- [Given data]:

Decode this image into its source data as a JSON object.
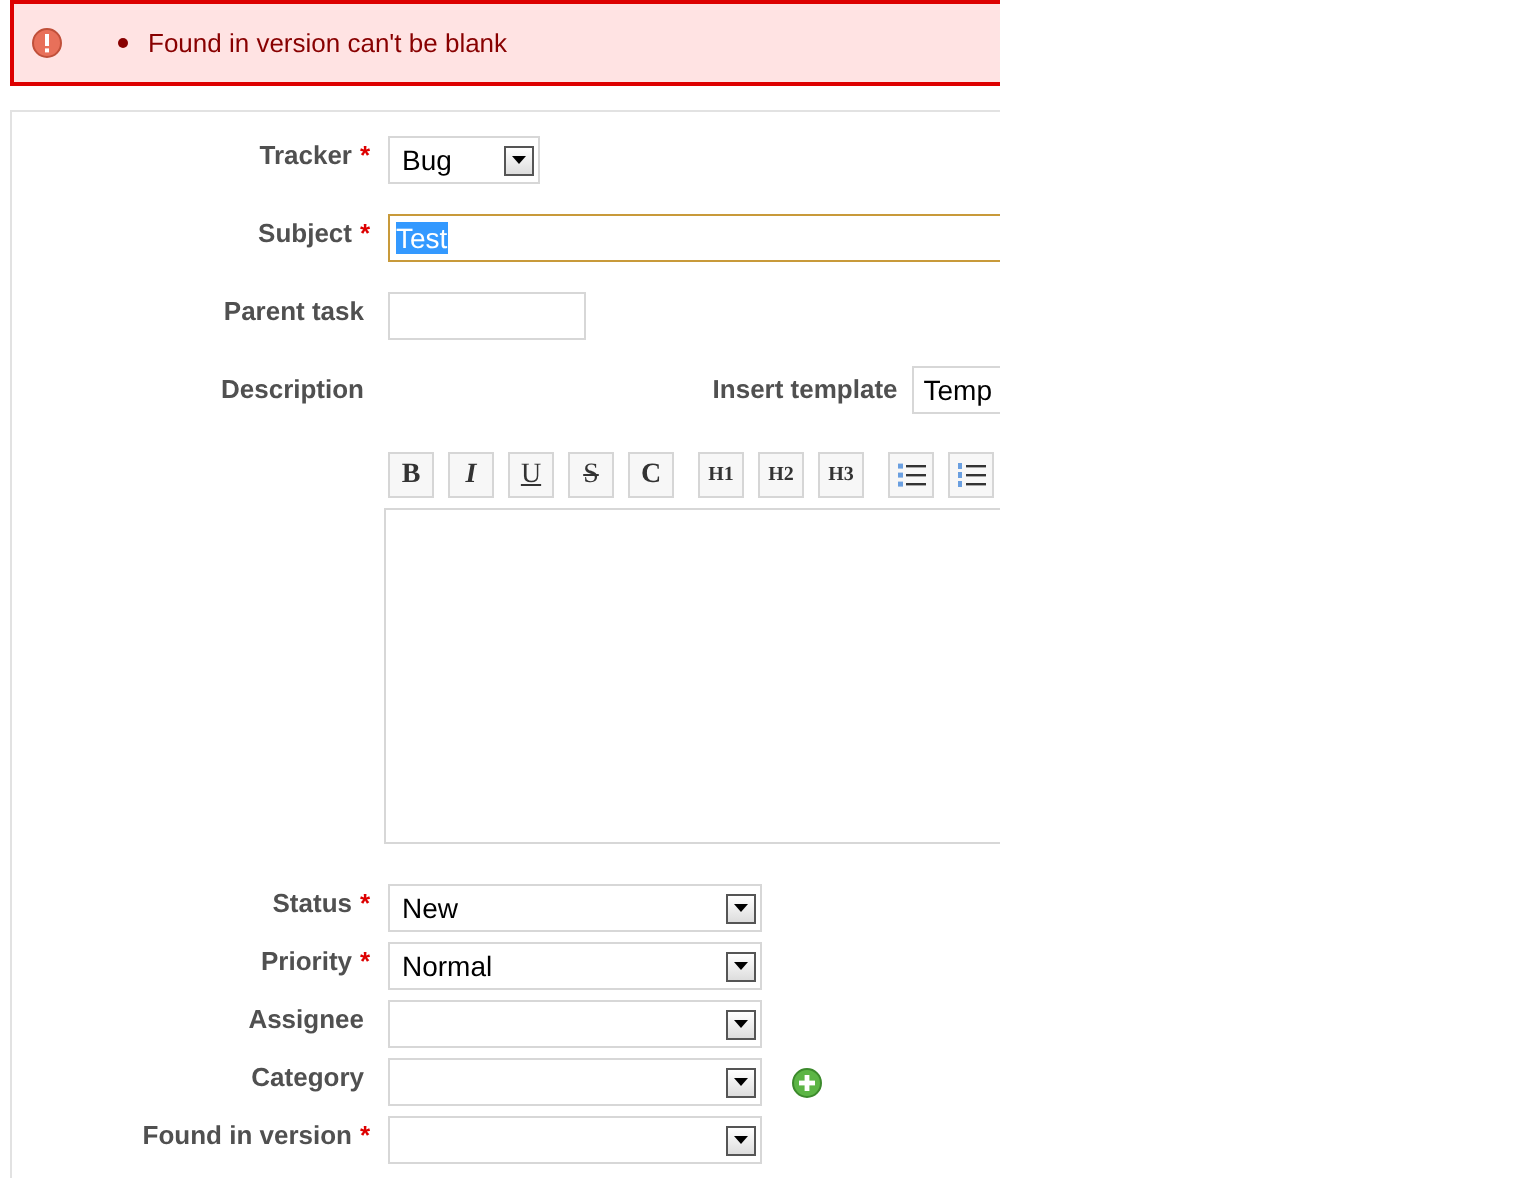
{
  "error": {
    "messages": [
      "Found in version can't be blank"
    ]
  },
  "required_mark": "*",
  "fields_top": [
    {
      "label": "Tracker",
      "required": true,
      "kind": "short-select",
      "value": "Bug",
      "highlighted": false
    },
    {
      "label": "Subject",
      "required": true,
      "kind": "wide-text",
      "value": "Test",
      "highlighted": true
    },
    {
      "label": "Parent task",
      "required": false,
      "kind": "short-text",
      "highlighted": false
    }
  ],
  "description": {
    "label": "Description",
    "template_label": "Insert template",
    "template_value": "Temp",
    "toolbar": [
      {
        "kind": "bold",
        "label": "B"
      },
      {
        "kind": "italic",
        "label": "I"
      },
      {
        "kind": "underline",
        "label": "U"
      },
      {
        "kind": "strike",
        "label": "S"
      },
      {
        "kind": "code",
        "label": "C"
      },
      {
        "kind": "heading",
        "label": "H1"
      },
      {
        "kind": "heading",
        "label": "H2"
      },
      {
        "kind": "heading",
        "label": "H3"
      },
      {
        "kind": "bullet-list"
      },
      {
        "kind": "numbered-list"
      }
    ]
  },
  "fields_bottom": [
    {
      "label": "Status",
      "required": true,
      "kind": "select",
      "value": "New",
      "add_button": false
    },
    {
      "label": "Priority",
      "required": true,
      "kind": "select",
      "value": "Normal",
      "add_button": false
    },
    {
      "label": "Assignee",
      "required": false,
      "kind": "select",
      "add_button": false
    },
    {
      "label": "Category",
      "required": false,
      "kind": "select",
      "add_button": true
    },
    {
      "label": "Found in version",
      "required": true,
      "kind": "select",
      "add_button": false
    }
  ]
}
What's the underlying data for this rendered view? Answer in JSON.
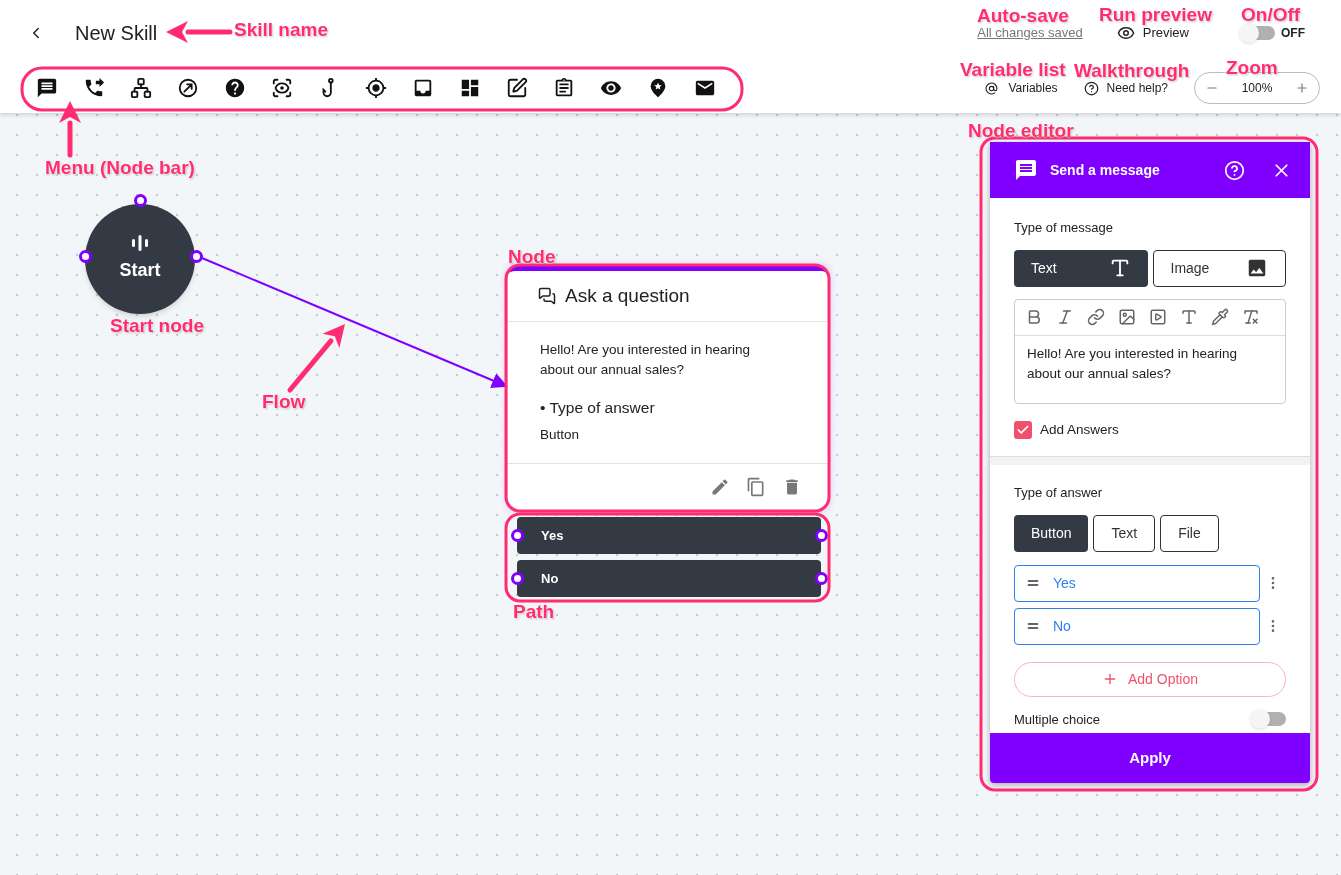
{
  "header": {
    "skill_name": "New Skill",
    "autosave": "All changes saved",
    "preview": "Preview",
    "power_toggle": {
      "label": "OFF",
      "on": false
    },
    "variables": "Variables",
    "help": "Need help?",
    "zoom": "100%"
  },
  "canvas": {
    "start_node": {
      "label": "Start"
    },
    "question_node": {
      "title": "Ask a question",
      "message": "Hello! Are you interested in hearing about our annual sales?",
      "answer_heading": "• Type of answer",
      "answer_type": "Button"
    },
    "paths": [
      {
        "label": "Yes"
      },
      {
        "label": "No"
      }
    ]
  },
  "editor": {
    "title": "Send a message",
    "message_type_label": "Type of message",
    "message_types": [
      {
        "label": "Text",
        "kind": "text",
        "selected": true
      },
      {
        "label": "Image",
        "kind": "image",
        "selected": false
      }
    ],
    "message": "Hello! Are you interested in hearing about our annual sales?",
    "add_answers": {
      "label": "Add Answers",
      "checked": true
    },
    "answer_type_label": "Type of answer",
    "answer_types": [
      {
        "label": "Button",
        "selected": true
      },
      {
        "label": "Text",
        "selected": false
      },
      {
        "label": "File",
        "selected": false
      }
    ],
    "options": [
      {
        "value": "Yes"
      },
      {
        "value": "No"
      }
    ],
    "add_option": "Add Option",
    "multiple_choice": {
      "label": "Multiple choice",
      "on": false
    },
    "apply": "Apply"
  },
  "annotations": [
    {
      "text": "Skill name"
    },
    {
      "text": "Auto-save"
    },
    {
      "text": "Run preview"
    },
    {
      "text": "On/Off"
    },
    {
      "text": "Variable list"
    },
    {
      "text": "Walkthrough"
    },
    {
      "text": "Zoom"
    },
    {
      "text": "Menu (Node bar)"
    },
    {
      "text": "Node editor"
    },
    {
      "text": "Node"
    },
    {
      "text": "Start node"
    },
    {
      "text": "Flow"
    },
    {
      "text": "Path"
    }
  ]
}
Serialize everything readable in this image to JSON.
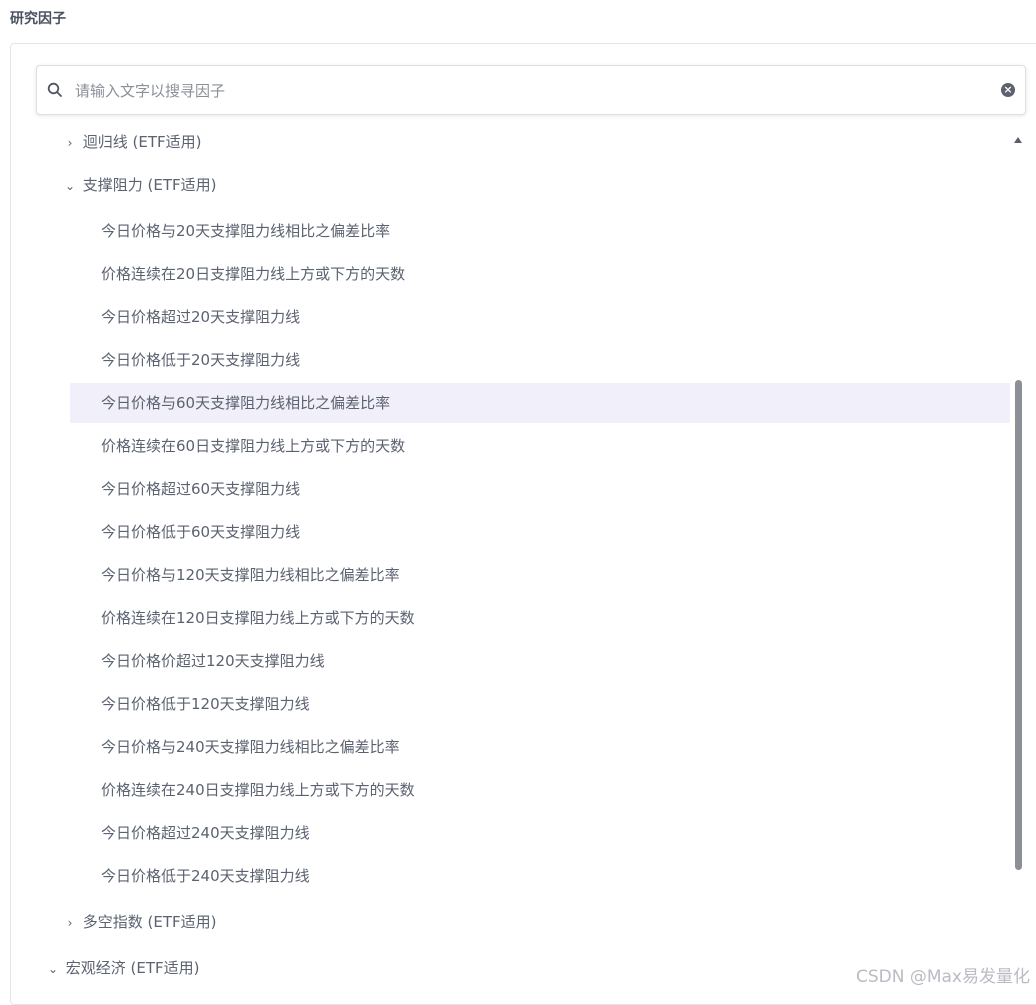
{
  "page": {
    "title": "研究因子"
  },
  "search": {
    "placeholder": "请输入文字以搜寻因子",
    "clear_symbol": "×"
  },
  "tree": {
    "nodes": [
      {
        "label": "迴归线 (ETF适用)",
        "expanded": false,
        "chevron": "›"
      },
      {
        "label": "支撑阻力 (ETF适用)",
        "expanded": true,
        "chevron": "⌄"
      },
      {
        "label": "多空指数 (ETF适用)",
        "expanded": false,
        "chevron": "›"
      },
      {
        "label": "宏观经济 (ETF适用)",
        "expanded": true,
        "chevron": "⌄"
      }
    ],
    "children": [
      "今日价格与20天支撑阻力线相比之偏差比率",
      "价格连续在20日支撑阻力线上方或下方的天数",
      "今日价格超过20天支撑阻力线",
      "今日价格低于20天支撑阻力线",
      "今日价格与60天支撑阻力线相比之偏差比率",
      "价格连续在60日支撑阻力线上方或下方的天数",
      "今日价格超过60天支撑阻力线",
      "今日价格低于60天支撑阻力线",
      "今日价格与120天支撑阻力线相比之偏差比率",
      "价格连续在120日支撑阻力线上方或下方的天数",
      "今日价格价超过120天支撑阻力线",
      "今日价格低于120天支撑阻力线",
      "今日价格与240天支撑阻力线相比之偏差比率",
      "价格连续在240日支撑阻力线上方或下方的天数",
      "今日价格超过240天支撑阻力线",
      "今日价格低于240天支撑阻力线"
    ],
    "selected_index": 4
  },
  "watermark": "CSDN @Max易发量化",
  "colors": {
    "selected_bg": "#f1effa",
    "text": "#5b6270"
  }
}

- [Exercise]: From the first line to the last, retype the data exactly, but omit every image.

- [Reply to the exercise]:
Decode this image into its source data as a JSON object.
{
  "error": {
    "messages": [
      "Found in version can't be blank"
    ]
  },
  "required_mark": "*",
  "fields_top": [
    {
      "label": "Tracker",
      "required": true,
      "kind": "short-select",
      "value": "Bug",
      "highlighted": false
    },
    {
      "label": "Subject",
      "required": true,
      "kind": "wide-text",
      "value": "Test",
      "highlighted": true
    },
    {
      "label": "Parent task",
      "required": false,
      "kind": "short-text",
      "highlighted": false
    }
  ],
  "description": {
    "label": "Description",
    "template_label": "Insert template",
    "template_value": "Temp",
    "toolbar": [
      {
        "kind": "bold",
        "label": "B"
      },
      {
        "kind": "italic",
        "label": "I"
      },
      {
        "kind": "underline",
        "label": "U"
      },
      {
        "kind": "strike",
        "label": "S"
      },
      {
        "kind": "code",
        "label": "C"
      },
      {
        "kind": "heading",
        "label": "H1"
      },
      {
        "kind": "heading",
        "label": "H2"
      },
      {
        "kind": "heading",
        "label": "H3"
      },
      {
        "kind": "bullet-list"
      },
      {
        "kind": "numbered-list"
      }
    ]
  },
  "fields_bottom": [
    {
      "label": "Status",
      "required": true,
      "kind": "select",
      "value": "New",
      "add_button": false
    },
    {
      "label": "Priority",
      "required": true,
      "kind": "select",
      "value": "Normal",
      "add_button": false
    },
    {
      "label": "Assignee",
      "required": false,
      "kind": "select",
      "add_button": false
    },
    {
      "label": "Category",
      "required": false,
      "kind": "select",
      "add_button": true
    },
    {
      "label": "Found in version",
      "required": true,
      "kind": "select",
      "add_button": false
    }
  ]
}
What's the underlying data for this rendered view? Answer in JSON.
{
  "header": {
    "skill_name": "New Skill",
    "autosave": "All changes saved",
    "preview": "Preview",
    "power_toggle": {
      "label": "OFF",
      "on": false
    },
    "variables": "Variables",
    "help": "Need help?",
    "zoom": "100%"
  },
  "canvas": {
    "start_node": {
      "label": "Start"
    },
    "question_node": {
      "title": "Ask a question",
      "message": "Hello! Are you interested in hearing about our annual sales?",
      "answer_heading": "• Type of answer",
      "answer_type": "Button"
    },
    "paths": [
      {
        "label": "Yes"
      },
      {
        "label": "No"
      }
    ]
  },
  "editor": {
    "title": "Send a message",
    "message_type_label": "Type of message",
    "message_types": [
      {
        "label": "Text",
        "kind": "text",
        "selected": true
      },
      {
        "label": "Image",
        "kind": "image",
        "selected": false
      }
    ],
    "message": "Hello! Are you interested in hearing about our annual sales?",
    "add_answers": {
      "label": "Add Answers",
      "checked": true
    },
    "answer_type_label": "Type of answer",
    "answer_types": [
      {
        "label": "Button",
        "selected": true
      },
      {
        "label": "Text",
        "selected": false
      },
      {
        "label": "File",
        "selected": false
      }
    ],
    "options": [
      {
        "value": "Yes"
      },
      {
        "value": "No"
      }
    ],
    "add_option": "Add Option",
    "multiple_choice": {
      "label": "Multiple choice",
      "on": false
    },
    "apply": "Apply"
  },
  "annotations": [
    {
      "text": "Skill name"
    },
    {
      "text": "Auto-save"
    },
    {
      "text": "Run preview"
    },
    {
      "text": "On/Off"
    },
    {
      "text": "Variable list"
    },
    {
      "text": "Walkthrough"
    },
    {
      "text": "Zoom"
    },
    {
      "text": "Menu (Node bar)"
    },
    {
      "text": "Node editor"
    },
    {
      "text": "Node"
    },
    {
      "text": "Start node"
    },
    {
      "text": "Flow"
    },
    {
      "text": "Path"
    }
  ]
}
Serialize everything readable in this image to JSON.
{
  "page": {
    "title": "研究因子"
  },
  "search": {
    "placeholder": "请输入文字以搜寻因子",
    "clear_symbol": "×"
  },
  "tree": {
    "nodes": [
      {
        "label": "迴归线 (ETF适用)",
        "expanded": false,
        "chevron": "›"
      },
      {
        "label": "支撑阻力 (ETF适用)",
        "expanded": true,
        "chevron": "⌄"
      },
      {
        "label": "多空指数 (ETF适用)",
        "expanded": false,
        "chevron": "›"
      },
      {
        "label": "宏观经济 (ETF适用)",
        "expanded": true,
        "chevron": "⌄"
      }
    ],
    "children": [
      "今日价格与20天支撑阻力线相比之偏差比率",
      "价格连续在20日支撑阻力线上方或下方的天数",
      "今日价格超过20天支撑阻力线",
      "今日价格低于20天支撑阻力线",
      "今日价格与60天支撑阻力线相比之偏差比率",
      "价格连续在60日支撑阻力线上方或下方的天数",
      "今日价格超过60天支撑阻力线",
      "今日价格低于60天支撑阻力线",
      "今日价格与120天支撑阻力线相比之偏差比率",
      "价格连续在120日支撑阻力线上方或下方的天数",
      "今日价格价超过120天支撑阻力线",
      "今日价格低于120天支撑阻力线",
      "今日价格与240天支撑阻力线相比之偏差比率",
      "价格连续在240日支撑阻力线上方或下方的天数",
      "今日价格超过240天支撑阻力线",
      "今日价格低于240天支撑阻力线"
    ],
    "selected_index": 4
  },
  "watermark": "CSDN @Max易发量化",
  "colors": {
    "selected_bg": "#f1effa",
    "text": "#5b6270"
  }
}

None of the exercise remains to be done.